WHAT YOU ARE ASKED TO DO →
In the data below, locate each line with the word "name" and list it.

------------------------------

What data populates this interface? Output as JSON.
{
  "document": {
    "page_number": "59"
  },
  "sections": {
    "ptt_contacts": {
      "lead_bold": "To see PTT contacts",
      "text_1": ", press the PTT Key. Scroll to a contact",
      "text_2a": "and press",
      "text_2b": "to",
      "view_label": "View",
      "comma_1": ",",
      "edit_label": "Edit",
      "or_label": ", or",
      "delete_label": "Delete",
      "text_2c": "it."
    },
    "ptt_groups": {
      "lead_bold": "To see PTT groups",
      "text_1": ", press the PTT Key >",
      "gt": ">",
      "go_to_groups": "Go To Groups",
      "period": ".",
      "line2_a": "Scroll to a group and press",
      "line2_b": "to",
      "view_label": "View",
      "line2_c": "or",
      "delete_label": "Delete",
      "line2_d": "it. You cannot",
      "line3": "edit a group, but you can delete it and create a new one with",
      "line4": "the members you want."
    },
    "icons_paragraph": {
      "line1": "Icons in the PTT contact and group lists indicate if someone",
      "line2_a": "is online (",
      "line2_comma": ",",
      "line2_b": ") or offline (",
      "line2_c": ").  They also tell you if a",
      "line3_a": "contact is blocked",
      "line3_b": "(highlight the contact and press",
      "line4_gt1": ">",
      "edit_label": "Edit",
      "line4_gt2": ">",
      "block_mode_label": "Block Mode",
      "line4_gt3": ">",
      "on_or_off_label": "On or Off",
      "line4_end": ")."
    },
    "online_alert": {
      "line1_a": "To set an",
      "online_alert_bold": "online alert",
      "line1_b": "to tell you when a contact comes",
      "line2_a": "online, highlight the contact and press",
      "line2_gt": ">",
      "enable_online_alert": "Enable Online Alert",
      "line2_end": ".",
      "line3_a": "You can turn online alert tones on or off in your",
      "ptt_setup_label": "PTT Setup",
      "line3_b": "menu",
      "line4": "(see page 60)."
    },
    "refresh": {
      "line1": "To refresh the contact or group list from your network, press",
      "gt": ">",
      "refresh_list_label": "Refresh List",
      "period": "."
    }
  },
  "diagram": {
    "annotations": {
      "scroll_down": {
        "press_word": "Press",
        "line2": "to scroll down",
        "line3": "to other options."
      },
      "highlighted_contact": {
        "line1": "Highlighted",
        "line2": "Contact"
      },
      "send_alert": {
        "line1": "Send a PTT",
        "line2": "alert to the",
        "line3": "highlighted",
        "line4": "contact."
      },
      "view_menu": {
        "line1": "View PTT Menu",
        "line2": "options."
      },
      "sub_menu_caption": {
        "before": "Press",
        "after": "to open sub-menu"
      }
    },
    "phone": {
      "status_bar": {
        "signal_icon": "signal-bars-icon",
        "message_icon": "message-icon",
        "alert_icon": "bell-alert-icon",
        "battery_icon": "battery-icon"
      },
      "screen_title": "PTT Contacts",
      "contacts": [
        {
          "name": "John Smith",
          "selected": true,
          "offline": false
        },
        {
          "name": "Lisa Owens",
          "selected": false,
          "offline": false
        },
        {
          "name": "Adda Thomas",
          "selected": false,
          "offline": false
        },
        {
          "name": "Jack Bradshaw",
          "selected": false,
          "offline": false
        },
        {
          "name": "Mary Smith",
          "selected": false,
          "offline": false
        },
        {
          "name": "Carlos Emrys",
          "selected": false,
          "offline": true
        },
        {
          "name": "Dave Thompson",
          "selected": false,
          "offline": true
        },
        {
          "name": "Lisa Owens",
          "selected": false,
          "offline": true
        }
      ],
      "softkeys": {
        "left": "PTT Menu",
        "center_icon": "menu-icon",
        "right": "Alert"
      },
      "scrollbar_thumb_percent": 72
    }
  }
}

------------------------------

YOUR SOLUTION →
          "name": "John Smith",
          "name": "Lisa Owens",
          "name": "Adda Thomas",
          "name": "Jack Bradshaw",
          "name": "Mary Smith",
          "name": "Carlos Emrys",
          "name": "Dave Thompson",
          "name": "Lisa Owens",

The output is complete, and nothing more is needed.